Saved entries

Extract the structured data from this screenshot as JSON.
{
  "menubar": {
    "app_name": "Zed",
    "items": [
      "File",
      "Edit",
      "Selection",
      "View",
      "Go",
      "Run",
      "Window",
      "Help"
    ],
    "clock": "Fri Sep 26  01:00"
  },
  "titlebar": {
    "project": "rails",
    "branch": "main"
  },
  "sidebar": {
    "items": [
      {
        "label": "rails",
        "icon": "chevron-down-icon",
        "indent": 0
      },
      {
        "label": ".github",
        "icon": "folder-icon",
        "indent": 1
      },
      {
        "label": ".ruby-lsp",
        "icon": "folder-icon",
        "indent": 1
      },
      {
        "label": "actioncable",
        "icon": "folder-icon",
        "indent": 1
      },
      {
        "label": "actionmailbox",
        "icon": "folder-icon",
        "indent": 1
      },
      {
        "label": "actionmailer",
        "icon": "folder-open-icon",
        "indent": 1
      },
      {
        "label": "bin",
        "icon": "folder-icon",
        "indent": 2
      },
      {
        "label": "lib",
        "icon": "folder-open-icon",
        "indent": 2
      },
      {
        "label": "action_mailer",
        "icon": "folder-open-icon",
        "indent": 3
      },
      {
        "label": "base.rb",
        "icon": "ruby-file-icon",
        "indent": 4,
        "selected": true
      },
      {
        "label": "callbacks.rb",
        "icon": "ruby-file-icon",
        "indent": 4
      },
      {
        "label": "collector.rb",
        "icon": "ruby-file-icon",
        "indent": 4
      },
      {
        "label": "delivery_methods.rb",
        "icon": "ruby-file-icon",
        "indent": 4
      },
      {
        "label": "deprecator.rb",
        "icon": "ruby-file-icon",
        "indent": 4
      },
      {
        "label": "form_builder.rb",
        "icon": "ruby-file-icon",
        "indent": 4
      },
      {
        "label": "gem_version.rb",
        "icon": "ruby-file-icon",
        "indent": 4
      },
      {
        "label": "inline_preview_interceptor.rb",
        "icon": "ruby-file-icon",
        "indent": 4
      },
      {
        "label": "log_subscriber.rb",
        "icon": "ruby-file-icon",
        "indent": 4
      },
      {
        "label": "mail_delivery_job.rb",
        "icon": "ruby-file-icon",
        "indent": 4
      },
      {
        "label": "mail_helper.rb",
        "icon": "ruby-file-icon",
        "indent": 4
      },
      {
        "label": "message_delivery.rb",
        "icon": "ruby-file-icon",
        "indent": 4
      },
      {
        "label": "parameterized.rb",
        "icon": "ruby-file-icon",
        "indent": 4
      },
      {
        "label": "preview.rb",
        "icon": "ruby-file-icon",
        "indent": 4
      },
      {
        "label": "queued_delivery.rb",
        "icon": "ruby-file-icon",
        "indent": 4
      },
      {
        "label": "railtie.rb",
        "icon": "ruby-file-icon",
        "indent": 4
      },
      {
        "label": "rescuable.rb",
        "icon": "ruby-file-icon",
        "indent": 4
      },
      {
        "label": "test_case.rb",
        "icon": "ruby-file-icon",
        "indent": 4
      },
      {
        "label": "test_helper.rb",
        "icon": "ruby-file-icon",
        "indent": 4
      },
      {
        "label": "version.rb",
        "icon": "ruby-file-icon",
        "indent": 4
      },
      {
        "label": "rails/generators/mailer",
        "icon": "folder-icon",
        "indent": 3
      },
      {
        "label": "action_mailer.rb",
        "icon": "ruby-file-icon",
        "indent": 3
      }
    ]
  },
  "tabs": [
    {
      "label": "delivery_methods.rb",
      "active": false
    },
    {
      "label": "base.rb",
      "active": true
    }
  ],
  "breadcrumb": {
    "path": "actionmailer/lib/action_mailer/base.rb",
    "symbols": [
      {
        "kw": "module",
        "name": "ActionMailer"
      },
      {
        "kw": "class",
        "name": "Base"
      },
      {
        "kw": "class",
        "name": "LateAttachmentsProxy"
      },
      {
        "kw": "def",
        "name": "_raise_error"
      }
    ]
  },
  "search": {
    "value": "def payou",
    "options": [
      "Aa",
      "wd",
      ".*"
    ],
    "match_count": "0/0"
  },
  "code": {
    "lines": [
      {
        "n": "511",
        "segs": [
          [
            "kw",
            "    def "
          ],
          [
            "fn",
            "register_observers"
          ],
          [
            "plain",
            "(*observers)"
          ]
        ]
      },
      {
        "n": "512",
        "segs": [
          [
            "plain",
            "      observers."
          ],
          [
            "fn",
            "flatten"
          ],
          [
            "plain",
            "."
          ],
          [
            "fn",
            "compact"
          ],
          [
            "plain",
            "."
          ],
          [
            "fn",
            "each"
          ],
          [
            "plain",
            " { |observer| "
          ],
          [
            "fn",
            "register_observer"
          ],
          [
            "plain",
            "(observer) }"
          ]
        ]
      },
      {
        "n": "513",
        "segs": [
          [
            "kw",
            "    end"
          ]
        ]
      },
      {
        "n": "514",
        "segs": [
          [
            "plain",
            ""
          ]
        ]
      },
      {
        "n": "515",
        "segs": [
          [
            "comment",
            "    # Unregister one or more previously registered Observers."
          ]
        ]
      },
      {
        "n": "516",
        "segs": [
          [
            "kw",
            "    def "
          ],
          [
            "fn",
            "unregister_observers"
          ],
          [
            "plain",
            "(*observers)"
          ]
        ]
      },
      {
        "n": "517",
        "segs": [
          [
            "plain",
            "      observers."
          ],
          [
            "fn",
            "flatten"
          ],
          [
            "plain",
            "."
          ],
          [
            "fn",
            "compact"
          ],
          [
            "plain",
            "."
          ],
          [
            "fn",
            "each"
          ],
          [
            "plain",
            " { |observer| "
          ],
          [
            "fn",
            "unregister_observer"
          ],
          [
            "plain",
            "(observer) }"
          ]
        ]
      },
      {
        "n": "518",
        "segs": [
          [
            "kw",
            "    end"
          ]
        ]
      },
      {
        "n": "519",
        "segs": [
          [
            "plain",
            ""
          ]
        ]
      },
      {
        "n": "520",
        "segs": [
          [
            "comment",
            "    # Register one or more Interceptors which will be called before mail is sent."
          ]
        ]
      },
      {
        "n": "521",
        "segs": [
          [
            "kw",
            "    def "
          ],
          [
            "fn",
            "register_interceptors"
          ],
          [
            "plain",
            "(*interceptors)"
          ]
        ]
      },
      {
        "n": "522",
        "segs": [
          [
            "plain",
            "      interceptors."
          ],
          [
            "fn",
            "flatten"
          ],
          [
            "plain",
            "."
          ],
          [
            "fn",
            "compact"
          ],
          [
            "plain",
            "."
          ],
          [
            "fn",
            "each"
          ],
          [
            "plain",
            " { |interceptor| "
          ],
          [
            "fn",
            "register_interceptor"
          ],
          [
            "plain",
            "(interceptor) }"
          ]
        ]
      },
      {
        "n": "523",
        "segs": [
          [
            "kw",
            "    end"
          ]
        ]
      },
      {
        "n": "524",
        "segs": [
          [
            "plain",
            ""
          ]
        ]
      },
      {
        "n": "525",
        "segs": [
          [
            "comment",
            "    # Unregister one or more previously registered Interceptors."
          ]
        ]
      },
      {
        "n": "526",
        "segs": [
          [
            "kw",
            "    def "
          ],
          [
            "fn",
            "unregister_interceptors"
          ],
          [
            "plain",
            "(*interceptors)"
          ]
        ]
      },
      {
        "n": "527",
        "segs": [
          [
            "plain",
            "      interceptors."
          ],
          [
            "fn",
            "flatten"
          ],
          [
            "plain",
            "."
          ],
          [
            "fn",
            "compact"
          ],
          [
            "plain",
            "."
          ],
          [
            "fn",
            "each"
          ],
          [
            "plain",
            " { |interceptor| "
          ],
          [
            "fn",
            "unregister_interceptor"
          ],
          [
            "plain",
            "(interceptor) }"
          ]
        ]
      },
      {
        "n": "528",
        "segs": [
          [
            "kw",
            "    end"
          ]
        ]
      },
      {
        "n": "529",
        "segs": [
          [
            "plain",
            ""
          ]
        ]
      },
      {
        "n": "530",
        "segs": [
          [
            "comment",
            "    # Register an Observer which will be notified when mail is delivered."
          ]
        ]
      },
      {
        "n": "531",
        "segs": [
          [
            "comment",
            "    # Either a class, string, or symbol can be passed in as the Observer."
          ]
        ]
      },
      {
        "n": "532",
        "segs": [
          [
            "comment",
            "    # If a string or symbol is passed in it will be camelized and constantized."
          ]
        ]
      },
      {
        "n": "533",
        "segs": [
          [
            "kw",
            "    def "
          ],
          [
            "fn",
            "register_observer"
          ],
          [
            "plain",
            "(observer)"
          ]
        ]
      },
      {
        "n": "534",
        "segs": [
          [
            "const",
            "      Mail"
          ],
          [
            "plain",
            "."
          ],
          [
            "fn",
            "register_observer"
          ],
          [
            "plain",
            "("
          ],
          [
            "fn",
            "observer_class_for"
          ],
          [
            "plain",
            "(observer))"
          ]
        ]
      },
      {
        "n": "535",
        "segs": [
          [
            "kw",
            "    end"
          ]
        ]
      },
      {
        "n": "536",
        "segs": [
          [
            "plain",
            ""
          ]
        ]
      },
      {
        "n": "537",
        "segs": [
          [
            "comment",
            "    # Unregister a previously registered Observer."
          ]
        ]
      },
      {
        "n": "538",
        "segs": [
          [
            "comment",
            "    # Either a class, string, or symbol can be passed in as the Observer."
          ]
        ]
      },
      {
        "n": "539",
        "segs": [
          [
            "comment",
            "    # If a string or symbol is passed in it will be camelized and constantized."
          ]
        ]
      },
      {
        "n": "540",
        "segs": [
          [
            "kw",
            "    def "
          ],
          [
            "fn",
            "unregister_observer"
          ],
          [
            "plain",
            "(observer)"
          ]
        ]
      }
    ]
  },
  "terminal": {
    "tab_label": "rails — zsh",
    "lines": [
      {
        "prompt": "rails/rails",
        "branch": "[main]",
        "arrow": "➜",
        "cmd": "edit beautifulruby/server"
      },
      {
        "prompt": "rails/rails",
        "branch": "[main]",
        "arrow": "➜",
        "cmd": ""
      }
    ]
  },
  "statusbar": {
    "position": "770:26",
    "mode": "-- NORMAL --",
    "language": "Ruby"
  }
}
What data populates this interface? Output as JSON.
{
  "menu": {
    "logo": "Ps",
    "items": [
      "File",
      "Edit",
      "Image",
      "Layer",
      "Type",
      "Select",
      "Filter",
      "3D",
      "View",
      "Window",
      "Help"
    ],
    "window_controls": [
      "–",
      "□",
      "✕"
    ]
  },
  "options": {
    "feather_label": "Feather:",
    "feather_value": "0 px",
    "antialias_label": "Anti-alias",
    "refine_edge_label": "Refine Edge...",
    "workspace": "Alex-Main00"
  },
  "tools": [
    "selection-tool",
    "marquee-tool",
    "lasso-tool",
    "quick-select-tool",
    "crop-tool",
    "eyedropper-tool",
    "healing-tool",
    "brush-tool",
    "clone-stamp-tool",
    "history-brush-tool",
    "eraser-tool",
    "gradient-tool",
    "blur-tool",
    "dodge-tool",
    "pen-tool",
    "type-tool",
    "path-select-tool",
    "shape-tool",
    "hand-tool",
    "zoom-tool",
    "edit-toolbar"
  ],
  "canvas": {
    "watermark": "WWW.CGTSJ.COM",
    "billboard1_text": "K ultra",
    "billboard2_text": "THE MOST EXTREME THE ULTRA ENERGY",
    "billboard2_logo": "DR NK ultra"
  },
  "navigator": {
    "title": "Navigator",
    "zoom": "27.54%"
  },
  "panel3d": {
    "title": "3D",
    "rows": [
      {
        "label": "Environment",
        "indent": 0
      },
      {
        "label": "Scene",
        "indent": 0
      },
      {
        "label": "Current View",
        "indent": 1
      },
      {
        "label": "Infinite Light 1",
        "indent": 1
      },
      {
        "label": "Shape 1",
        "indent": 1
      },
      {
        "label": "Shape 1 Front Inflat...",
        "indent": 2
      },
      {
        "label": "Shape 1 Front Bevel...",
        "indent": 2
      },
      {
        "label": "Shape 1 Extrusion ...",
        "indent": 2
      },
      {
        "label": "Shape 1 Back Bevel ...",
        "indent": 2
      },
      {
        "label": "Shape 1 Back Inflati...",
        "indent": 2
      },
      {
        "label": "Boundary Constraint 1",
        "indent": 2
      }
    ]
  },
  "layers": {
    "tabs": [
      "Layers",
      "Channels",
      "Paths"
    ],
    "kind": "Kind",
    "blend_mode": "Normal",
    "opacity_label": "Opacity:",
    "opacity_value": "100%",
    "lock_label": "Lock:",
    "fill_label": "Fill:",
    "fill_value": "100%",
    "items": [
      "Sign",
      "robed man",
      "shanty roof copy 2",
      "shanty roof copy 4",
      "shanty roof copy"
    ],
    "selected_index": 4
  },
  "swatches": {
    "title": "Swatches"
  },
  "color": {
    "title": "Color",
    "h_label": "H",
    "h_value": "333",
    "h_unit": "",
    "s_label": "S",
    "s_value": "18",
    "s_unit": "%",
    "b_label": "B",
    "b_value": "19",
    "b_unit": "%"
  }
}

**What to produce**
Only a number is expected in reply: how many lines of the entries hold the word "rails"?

**Exercise result**
6